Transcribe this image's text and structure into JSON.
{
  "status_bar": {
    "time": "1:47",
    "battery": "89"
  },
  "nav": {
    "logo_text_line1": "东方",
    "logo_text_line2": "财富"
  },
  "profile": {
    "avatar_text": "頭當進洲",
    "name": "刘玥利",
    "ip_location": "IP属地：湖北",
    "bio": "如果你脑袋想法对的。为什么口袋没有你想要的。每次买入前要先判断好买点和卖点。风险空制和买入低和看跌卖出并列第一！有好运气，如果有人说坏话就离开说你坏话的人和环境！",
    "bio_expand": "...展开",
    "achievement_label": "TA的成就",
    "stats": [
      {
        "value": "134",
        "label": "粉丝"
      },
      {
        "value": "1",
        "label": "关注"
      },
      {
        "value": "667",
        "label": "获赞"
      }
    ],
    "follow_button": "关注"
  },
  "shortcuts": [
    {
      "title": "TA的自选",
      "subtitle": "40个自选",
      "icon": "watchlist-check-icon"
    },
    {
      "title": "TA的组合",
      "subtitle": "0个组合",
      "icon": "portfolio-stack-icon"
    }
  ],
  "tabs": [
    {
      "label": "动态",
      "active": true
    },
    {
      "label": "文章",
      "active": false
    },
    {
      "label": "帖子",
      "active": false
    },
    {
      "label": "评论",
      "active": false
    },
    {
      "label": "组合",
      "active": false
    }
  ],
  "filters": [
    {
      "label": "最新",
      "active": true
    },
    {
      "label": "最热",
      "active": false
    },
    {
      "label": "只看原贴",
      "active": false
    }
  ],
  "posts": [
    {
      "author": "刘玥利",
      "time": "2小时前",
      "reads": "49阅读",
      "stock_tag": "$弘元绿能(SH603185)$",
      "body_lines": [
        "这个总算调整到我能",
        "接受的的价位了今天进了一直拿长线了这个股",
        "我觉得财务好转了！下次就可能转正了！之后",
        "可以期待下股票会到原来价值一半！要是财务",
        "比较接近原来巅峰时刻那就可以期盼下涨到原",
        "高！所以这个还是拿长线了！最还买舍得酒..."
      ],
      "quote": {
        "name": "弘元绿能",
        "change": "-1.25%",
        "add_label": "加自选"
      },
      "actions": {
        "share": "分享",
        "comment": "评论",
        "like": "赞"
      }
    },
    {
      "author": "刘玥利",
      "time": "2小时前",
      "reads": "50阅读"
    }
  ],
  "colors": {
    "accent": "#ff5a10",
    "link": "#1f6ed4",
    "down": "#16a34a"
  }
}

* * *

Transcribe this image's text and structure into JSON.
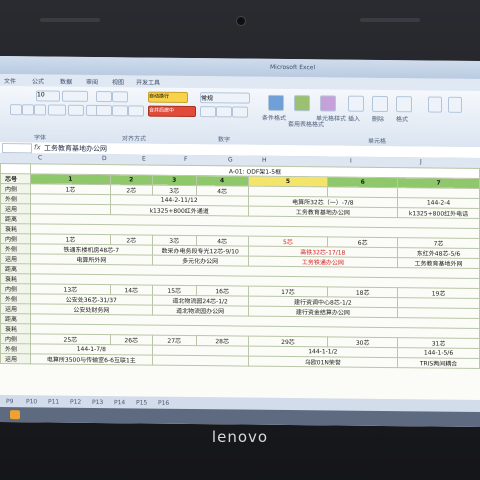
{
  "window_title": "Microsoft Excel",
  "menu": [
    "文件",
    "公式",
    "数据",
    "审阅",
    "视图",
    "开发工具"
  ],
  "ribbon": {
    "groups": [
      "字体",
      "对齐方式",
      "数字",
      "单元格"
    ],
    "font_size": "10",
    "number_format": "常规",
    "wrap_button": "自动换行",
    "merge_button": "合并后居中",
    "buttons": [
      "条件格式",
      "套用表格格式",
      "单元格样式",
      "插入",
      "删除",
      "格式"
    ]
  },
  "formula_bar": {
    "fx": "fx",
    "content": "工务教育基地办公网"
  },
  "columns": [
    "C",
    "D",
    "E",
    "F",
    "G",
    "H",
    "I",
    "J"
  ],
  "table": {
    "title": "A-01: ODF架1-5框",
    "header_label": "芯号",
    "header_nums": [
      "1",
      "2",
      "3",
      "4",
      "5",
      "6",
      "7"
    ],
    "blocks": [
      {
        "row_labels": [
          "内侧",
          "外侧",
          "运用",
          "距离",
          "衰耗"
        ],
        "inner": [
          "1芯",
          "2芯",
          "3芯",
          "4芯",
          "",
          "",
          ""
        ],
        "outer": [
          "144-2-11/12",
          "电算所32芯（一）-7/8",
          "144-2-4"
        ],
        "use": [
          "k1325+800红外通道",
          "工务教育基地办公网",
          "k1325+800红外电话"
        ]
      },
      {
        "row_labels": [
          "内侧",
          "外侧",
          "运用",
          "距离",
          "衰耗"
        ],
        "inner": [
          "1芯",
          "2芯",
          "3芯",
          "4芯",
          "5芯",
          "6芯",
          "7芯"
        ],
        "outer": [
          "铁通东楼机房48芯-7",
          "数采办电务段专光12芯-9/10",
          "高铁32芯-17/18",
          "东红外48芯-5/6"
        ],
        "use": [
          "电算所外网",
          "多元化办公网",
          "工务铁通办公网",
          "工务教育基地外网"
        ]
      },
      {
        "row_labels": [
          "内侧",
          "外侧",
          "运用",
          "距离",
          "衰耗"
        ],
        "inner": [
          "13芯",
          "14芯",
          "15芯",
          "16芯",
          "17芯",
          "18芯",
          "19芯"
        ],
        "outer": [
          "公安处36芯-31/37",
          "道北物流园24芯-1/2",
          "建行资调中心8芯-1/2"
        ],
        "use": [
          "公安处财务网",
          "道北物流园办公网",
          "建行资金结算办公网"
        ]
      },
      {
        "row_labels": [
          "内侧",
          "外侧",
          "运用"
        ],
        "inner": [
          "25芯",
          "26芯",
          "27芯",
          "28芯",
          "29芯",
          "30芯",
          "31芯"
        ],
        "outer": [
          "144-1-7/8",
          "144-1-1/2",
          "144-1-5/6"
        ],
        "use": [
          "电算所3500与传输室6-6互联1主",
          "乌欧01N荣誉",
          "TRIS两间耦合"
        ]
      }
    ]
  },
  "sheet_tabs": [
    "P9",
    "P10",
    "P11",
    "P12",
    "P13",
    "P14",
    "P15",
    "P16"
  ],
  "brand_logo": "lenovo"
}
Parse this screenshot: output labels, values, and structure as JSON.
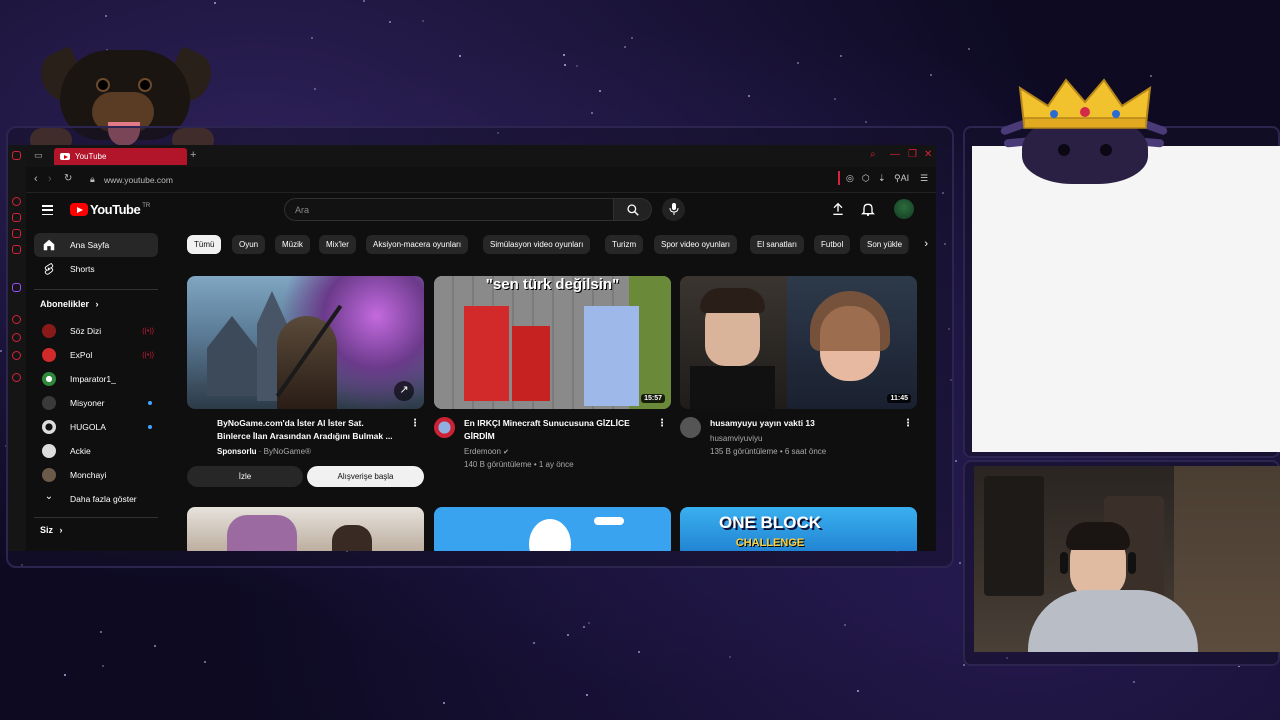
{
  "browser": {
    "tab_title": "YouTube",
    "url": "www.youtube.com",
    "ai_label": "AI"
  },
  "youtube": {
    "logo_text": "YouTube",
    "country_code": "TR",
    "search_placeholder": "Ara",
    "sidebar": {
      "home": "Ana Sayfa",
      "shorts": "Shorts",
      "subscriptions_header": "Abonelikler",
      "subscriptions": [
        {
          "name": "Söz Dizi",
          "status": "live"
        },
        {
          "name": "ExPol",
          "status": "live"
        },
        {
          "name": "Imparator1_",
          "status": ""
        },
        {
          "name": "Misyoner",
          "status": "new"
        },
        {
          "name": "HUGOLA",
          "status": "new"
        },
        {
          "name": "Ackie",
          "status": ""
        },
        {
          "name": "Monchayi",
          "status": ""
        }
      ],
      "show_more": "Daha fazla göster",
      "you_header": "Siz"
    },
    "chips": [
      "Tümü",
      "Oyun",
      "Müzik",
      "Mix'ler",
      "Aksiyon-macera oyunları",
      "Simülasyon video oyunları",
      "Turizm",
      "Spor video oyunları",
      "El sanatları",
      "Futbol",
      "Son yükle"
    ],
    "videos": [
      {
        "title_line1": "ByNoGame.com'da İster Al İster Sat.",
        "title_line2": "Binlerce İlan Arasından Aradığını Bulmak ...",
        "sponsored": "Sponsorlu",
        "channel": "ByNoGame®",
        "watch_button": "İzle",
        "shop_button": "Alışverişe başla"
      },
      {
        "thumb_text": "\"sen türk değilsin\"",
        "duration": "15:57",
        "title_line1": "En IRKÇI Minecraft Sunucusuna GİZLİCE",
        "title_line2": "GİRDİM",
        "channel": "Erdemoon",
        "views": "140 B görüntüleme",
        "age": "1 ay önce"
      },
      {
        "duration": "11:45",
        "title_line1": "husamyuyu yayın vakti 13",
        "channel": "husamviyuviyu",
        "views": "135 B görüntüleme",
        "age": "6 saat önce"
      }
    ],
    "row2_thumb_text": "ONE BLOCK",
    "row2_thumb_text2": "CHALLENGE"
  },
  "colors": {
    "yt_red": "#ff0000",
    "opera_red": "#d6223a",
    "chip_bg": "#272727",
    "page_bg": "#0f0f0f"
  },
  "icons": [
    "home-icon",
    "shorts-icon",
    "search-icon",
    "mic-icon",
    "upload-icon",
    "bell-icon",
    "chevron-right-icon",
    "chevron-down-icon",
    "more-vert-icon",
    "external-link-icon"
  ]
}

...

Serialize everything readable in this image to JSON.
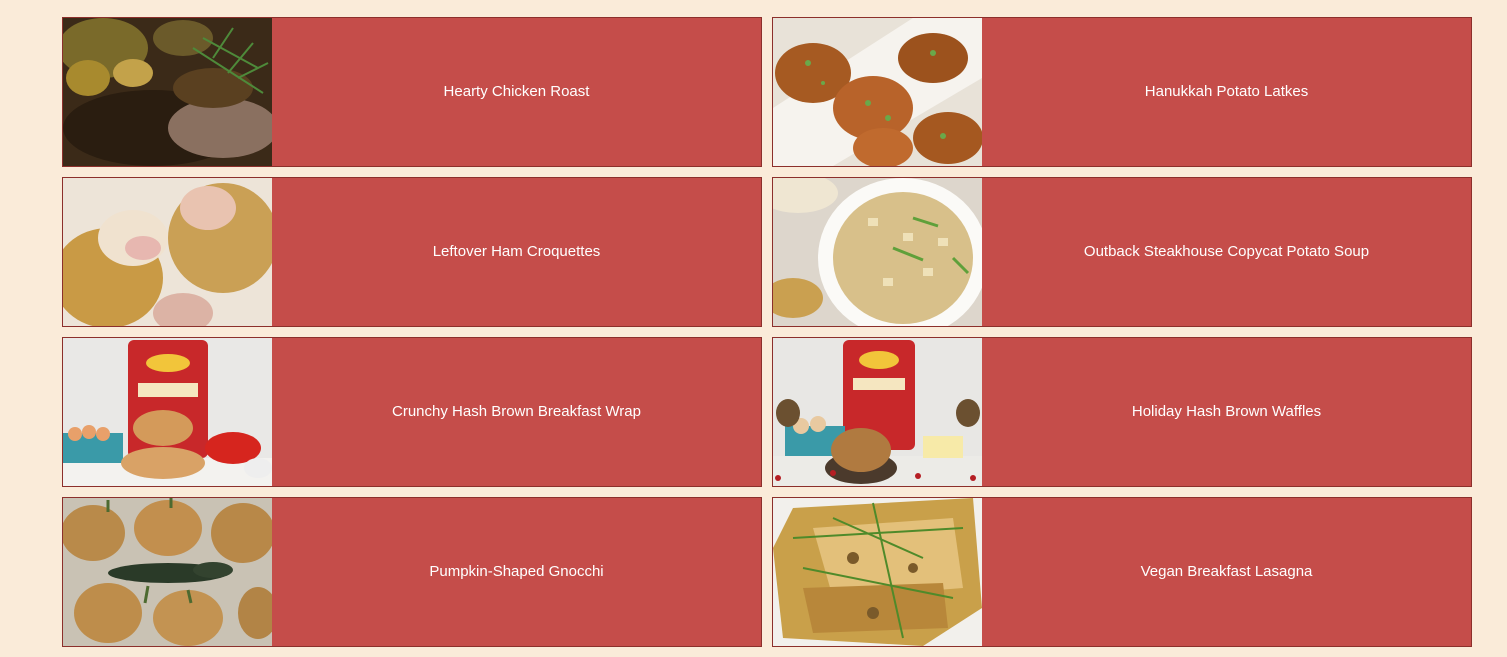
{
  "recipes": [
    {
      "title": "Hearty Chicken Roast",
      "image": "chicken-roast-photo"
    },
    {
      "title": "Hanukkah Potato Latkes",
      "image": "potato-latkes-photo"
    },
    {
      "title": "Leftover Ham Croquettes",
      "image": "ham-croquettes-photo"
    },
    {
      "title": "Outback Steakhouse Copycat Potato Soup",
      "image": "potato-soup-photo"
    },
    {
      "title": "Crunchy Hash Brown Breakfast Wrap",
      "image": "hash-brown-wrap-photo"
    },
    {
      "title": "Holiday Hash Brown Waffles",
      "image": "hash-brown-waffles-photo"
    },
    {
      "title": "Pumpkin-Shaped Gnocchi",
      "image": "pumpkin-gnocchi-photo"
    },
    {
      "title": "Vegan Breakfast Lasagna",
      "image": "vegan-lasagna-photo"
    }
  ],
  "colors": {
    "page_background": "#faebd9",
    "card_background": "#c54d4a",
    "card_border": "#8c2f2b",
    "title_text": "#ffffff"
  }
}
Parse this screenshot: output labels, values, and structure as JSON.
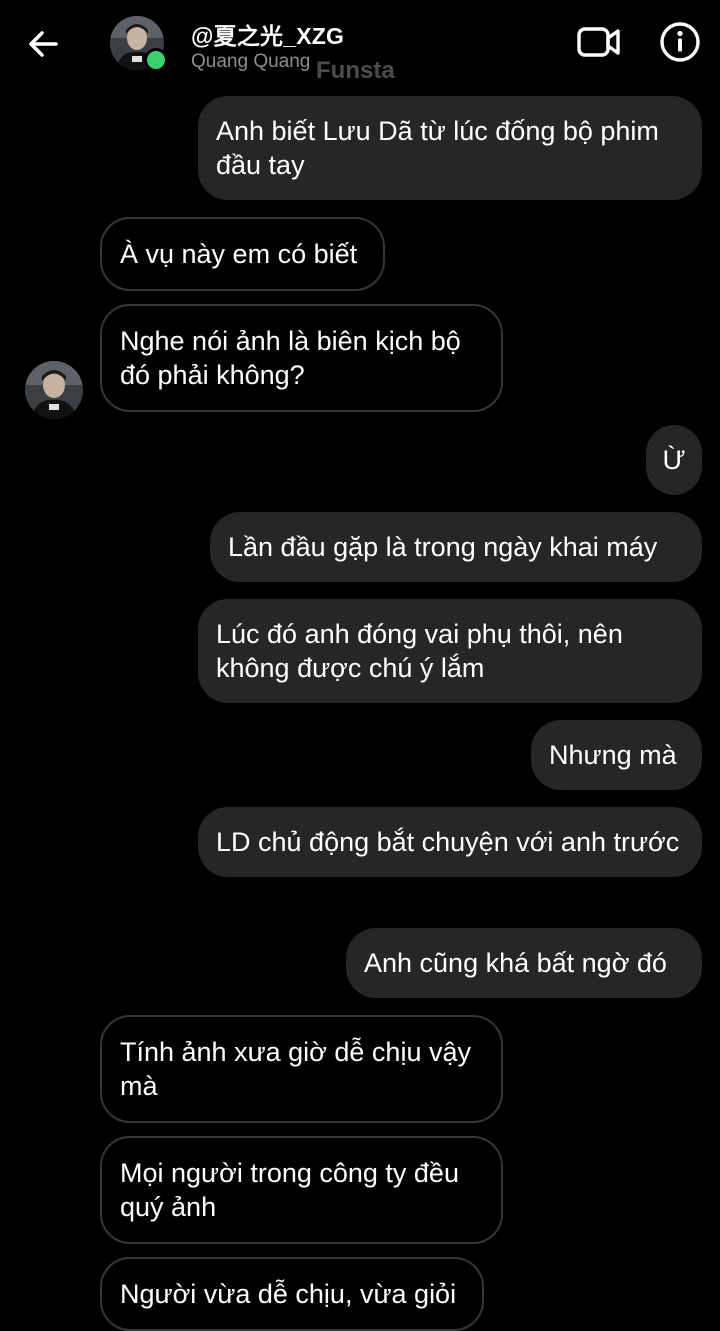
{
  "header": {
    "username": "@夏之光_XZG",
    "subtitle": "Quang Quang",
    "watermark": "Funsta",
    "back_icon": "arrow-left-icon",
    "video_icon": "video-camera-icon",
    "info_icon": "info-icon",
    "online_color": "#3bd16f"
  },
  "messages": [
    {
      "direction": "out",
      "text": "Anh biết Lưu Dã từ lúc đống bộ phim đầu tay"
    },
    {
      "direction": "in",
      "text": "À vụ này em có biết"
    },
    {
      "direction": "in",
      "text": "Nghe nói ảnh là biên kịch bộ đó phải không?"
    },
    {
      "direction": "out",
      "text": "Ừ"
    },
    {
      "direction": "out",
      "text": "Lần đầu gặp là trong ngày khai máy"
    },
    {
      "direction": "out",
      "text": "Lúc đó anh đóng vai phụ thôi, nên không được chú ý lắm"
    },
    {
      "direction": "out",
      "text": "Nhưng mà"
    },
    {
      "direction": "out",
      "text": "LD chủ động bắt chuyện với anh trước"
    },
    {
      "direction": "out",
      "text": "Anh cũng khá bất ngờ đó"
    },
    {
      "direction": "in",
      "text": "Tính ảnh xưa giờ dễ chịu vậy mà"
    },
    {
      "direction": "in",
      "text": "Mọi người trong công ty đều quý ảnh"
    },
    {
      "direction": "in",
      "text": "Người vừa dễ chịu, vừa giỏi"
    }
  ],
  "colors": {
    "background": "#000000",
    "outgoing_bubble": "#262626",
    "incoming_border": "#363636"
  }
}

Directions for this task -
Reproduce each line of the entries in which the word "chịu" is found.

Task solution -
      "text": "Tính ảnh xưa giờ dễ chịu vậy mà"
      "text": "Người vừa dễ chịu, vừa giỏi"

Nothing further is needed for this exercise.